The printing press revolutionized the way information was spread and shared throughout the world. It is no surprise that India, a country with a rich history of literature, culture, and art, was one of the earliest countries to adopt the printing press. This article will explore when and where the first printing press was established in India.
When Was The First Printing Press Established In India?
The first printing press in India was established in 1556 by Jesuit missionaries. It was located in Goa, a state on the western coast of India. This press was primarily used to print Christian religious texts, such as the Bible, and other religious works.
In addition to religious texts, the press also printed works of literature, such as the Portuguese epic poem, Os Lusiadas, and the Portuguese prose work, The Lusiad. These works were printed in both Portuguese and Latin.
The press was also responsible for printing the first newspaper in India, A Gazette do Estado da India, which was published in 1674. This newspaper was printed in Portuguese and was circulated throughout India.
Where Was The First Printing Press Established In India?
The first printing press in India was established in Goa, a state on the western coast of India. Goa was a Portuguese colony for over 450 years, and as such, was heavily influenced by Portuguese culture and technology. It was the perfect place for the Jesuits to set up their first printing press.
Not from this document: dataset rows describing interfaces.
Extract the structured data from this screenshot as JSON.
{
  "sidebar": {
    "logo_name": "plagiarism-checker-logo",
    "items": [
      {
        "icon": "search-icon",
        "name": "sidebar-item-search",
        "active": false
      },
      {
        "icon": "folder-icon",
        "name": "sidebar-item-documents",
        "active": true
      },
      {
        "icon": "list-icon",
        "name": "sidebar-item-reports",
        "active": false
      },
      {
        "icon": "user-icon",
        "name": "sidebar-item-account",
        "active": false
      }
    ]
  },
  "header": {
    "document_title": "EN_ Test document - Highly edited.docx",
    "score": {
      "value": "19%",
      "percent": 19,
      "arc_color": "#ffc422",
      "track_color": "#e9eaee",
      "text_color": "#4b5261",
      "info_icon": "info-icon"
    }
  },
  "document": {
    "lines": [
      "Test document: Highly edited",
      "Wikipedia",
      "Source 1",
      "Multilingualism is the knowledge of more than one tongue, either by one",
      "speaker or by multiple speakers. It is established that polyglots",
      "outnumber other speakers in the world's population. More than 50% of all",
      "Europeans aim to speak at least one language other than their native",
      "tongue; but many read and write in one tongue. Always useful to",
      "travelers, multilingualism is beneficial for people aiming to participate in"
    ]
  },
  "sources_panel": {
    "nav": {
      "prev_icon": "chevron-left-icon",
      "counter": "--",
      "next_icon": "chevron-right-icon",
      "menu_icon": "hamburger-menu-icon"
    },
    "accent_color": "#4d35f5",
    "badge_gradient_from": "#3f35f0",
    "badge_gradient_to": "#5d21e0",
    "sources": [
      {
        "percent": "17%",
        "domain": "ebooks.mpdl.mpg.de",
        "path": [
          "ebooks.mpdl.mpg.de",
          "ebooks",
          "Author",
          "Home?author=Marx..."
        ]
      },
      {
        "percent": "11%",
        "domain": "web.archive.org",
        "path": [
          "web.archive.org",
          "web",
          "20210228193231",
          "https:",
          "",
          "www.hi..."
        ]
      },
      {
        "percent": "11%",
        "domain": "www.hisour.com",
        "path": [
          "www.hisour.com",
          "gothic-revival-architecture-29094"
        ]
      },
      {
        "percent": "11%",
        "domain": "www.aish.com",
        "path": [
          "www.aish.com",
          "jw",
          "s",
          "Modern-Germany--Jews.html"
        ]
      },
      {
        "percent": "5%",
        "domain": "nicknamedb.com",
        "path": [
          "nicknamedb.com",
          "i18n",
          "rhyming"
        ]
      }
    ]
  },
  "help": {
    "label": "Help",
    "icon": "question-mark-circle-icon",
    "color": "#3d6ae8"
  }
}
The press was located in the city of Old Goa, which is now a UNESCO World Heritage Site. The press was known as the ‘Livraria do Collegio’ and was located on the grounds of the Church of St. Paul.
The press was operated by a team of Jesuit missionaries, who used a combination of both manual and mechanical techniques in order to print the works. They used a wooden handpress, which was powered by a hand crank.
The establishment of the first printing press in India in 1556 was an important milestone in the history of the country. It enabled the spread of knowledge and helped to promote literacy. The press was located in Goa, a state on the western coast of India, and was operated by a team of Jesuit missionaries. Today, printing presses are still used in India to print books, newspapers, and other works of literature.